Ethical considerations are inevitable design features of self-driving cars. At the very least, software algorithms telling the car how to respond to road hazards and dangerous traffic situations are by implication imperatives covering what is more valuable (and ought to be preserved) and what is less valuable (and may be sacrificed for what is more valuable, where they conflict).
One interesting question in evolving an ethics of self-driving cars concerns how the evolutionary process will take place. Will it be a top-down process, in which government regulators settle on an ethical orientation and a set of design features flowing from it—embodying these in regulatory standards and amending those regulatory standards as their results in traffic deaths and injuries come in? Will it instead be a bottom-up process, in which self-driving automobile manufacturers pursue a diversity of designs (whether as implementations of differing ethical orientations or as sometimes differing implementations of the same ethical orientation)—and through a game-theoretic process evolve safer responses to others’ designs, to be distributed as software updates?
Here, Christopher Hart, chairman of the U.S. National Transportation Safety Board, weighs in strongly on the side of the top-down approach. Meanwhile, University of Washington robotics law expert Ryan Calo offers some considerations that can be read as favoring the bottom-up approach. Cal Poly San Luis Obispo philosopher Patrick Lin offers comments tending to support a top-down approach. >>>
LINK: Top Safety Official Doesn’t Trust Automakers to Teach Ethics to Self-Driving Cars (by Andrew Rosenblum for MIT Technology Review)
Rapid progress on autonomous driving has led to concerns that future vehicles will have to make ethical choices, for example whether to swerve to avoid a crash if it would cause serious harm to people outside the vehicle.
Christopher Hart, chairman of the National Transportation Safety Board, is one of them.
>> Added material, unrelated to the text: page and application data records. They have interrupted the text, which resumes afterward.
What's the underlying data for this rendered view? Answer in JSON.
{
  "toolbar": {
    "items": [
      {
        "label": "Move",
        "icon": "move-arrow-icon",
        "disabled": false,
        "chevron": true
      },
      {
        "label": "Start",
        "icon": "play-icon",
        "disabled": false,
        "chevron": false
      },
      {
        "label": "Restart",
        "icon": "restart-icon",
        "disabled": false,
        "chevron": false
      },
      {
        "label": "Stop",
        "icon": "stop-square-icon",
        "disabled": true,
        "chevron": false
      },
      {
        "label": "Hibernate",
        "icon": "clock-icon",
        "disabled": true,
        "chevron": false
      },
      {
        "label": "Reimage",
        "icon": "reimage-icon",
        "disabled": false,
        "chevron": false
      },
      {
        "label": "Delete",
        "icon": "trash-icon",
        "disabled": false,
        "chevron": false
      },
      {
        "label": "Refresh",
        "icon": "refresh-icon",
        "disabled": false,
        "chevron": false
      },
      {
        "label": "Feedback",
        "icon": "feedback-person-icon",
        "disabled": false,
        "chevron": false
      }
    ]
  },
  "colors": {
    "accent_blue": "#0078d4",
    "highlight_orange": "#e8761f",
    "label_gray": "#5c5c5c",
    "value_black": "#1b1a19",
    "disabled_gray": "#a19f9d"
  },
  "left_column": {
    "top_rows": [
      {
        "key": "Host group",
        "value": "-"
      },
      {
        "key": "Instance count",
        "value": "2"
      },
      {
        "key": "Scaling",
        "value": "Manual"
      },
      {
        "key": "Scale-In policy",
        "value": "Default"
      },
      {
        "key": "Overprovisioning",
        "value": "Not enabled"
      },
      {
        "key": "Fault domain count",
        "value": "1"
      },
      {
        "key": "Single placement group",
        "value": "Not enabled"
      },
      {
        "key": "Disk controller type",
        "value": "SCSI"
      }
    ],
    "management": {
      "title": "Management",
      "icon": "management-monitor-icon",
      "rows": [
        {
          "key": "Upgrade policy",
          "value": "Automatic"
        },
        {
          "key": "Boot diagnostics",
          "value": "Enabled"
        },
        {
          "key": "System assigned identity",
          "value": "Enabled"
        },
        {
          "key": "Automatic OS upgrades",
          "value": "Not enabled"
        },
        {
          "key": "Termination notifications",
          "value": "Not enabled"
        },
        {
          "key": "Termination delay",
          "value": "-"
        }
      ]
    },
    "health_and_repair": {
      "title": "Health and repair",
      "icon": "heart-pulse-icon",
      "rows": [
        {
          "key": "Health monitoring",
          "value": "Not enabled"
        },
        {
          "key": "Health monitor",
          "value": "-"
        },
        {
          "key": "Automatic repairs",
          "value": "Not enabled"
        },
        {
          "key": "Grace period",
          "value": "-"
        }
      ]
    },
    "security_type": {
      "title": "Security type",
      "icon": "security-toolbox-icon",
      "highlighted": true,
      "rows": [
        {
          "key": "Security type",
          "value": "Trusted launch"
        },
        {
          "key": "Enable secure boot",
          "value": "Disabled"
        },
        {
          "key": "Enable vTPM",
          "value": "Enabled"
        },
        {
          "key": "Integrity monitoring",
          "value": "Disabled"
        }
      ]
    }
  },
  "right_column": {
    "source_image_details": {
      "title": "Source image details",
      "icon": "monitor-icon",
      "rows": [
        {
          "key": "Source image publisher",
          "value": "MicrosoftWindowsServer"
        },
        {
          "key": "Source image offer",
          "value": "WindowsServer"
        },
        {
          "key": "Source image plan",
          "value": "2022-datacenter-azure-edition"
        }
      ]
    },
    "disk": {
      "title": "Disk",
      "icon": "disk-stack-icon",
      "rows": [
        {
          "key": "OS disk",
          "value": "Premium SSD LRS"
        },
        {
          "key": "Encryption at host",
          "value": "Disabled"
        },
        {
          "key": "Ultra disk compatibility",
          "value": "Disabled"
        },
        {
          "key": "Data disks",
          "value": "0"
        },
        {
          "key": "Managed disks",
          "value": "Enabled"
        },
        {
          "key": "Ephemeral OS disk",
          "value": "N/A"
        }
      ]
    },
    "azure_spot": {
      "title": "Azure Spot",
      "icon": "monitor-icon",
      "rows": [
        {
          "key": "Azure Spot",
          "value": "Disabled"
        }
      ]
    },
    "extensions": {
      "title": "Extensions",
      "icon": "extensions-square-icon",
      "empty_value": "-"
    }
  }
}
He told MIT Technology Review that federal regulations will be required to set the basic morals of autonomous vehicles, as well as safety standards for how reliable they must be.
Hart also said there would need to be rules for how ethical prerogatives are encoded into software. He gave the example of a self-driving car faced with a decision between a potentially fatal collision with an out-of-control truck or heading up on the sidewalk and hitting pedestrians. “That to me is going to take a federal government response to address,” said Hart. “Those kinds of ethical choices will be inevitable.”
Ryan Calo, an expert on robotics law at the University of Washington, … believes the real quandary is whether we are willing to deploy vehicles that will prevent many accidents but also make occasional deadly blunders that no human would. “If it encounters a shopping cart and a stroller at the same time, it won’t be able to make a moral decision that groceries are less important than people,” says Calo. “But what if it’s saving tens of thousands of lives overall because it’s safer than people?”
What do you think?